*Task brief*: An exact copy of the data is required, with no pictures in it.

*Data excerpts*:
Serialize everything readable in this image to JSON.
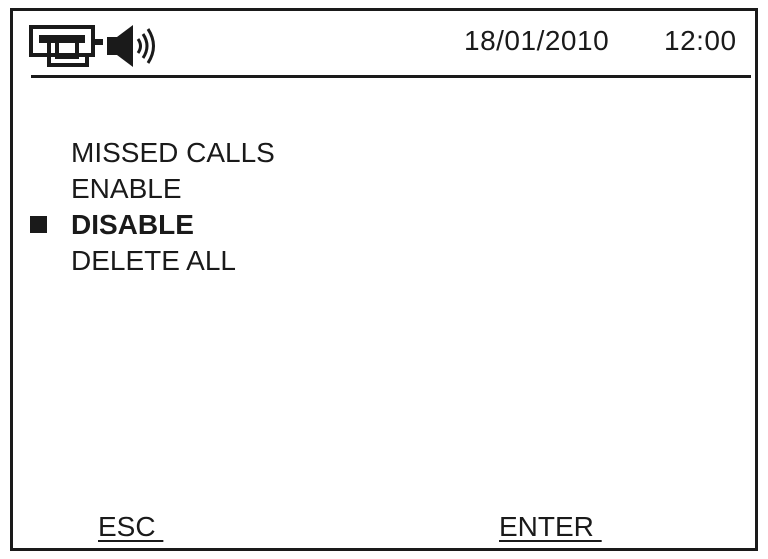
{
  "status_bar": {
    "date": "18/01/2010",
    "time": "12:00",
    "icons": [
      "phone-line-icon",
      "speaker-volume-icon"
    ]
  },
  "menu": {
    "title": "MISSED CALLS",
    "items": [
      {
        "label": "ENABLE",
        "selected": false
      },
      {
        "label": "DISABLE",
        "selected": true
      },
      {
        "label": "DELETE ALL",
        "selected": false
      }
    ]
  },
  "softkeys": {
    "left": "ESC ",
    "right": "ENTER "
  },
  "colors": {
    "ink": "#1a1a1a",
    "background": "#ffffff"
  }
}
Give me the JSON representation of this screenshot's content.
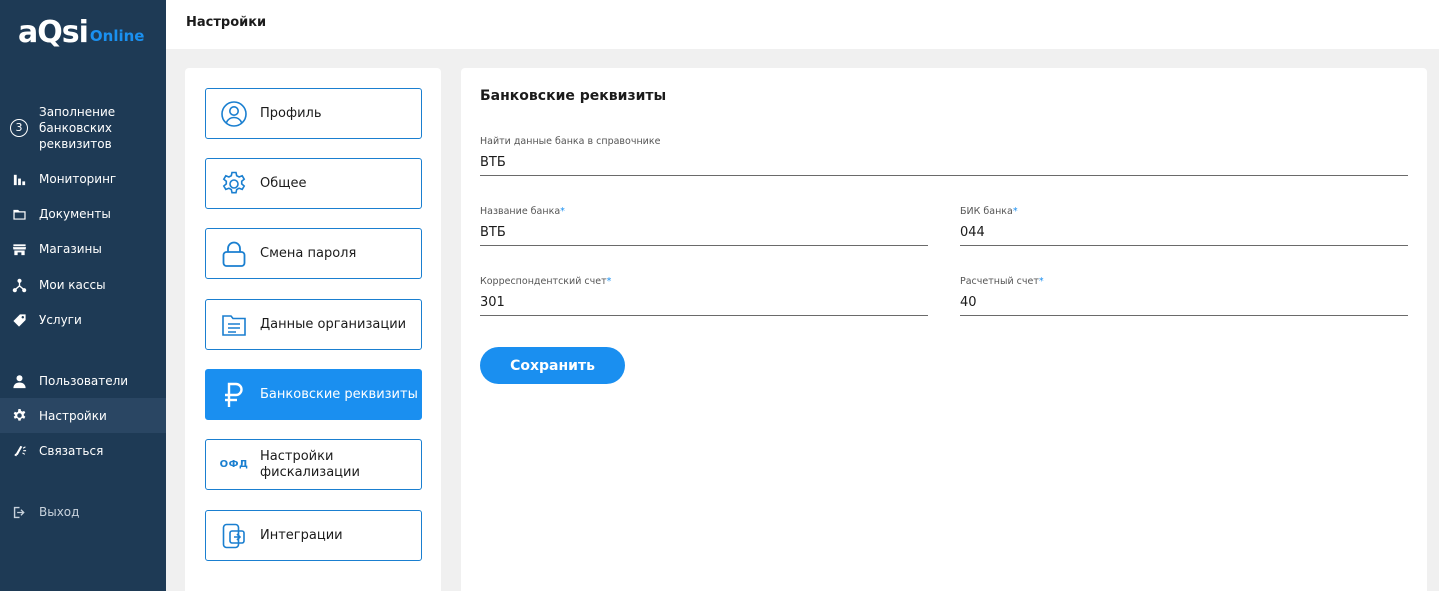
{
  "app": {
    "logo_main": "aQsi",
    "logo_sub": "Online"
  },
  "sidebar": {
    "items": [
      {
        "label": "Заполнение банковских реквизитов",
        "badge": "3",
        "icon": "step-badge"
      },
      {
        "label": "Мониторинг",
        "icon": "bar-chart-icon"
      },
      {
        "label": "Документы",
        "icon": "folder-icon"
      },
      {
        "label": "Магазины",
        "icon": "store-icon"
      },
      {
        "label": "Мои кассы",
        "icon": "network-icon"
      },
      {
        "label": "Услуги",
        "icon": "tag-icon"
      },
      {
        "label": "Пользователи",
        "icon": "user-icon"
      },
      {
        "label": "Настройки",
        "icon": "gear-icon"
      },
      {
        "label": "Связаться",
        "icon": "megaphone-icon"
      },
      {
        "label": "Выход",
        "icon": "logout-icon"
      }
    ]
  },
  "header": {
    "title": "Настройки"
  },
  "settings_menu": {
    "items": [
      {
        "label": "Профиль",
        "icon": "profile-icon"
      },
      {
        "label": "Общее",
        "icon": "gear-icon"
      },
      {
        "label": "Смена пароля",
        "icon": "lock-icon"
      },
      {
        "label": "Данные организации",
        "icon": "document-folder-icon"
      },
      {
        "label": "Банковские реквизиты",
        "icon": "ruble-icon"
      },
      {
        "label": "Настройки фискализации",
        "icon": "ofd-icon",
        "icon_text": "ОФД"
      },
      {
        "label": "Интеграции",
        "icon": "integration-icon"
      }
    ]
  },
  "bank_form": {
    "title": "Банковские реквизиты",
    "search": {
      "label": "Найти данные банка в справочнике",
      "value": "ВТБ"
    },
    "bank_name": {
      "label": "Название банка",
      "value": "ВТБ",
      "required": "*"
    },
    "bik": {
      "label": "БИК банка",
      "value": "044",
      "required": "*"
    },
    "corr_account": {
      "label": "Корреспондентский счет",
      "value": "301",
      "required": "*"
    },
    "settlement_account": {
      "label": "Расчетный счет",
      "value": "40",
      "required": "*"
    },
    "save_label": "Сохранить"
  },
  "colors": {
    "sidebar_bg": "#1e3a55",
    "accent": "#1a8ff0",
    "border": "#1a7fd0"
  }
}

*Result of this exercise*:
Serialize everything readable in this image to JSON.
{
  "status_bar": {
    "date": "18/01/2010",
    "time": "12:00",
    "icons": [
      "phone-line-icon",
      "speaker-volume-icon"
    ]
  },
  "menu": {
    "title": "MISSED CALLS",
    "items": [
      {
        "label": "ENABLE",
        "selected": false
      },
      {
        "label": "DISABLE",
        "selected": true
      },
      {
        "label": "DELETE ALL",
        "selected": false
      }
    ]
  },
  "softkeys": {
    "left": "ESC ",
    "right": "ENTER "
  },
  "colors": {
    "ink": "#1a1a1a",
    "background": "#ffffff"
  }
}
Give me the JSON representation of this screenshot's content.
{
  "app": {
    "logo_main": "aQsi",
    "logo_sub": "Online"
  },
  "sidebar": {
    "items": [
      {
        "label": "Заполнение банковских реквизитов",
        "badge": "3",
        "icon": "step-badge"
      },
      {
        "label": "Мониторинг",
        "icon": "bar-chart-icon"
      },
      {
        "label": "Документы",
        "icon": "folder-icon"
      },
      {
        "label": "Магазины",
        "icon": "store-icon"
      },
      {
        "label": "Мои кассы",
        "icon": "network-icon"
      },
      {
        "label": "Услуги",
        "icon": "tag-icon"
      },
      {
        "label": "Пользователи",
        "icon": "user-icon"
      },
      {
        "label": "Настройки",
        "icon": "gear-icon"
      },
      {
        "label": "Связаться",
        "icon": "megaphone-icon"
      },
      {
        "label": "Выход",
        "icon": "logout-icon"
      }
    ]
  },
  "header": {
    "title": "Настройки"
  },
  "settings_menu": {
    "items": [
      {
        "label": "Профиль",
        "icon": "profile-icon"
      },
      {
        "label": "Общее",
        "icon": "gear-icon"
      },
      {
        "label": "Смена пароля",
        "icon": "lock-icon"
      },
      {
        "label": "Данные организации",
        "icon": "document-folder-icon"
      },
      {
        "label": "Банковские реквизиты",
        "icon": "ruble-icon"
      },
      {
        "label": "Настройки фискализации",
        "icon": "ofd-icon",
        "icon_text": "ОФД"
      },
      {
        "label": "Интеграции",
        "icon": "integration-icon"
      }
    ]
  },
  "bank_form": {
    "title": "Банковские реквизиты",
    "search": {
      "label": "Найти данные банка в справочнике",
      "value": "ВТБ"
    },
    "bank_name": {
      "label": "Название банка",
      "value": "ВТБ",
      "required": "*"
    },
    "bik": {
      "label": "БИК банка",
      "value": "044",
      "required": "*"
    },
    "corr_account": {
      "label": "Корреспондентский счет",
      "value": "301",
      "required": "*"
    },
    "settlement_account": {
      "label": "Расчетный счет",
      "value": "40",
      "required": "*"
    },
    "save_label": "Сохранить"
  },
  "colors": {
    "sidebar_bg": "#1e3a55",
    "accent": "#1a8ff0",
    "border": "#1a7fd0"
  }
}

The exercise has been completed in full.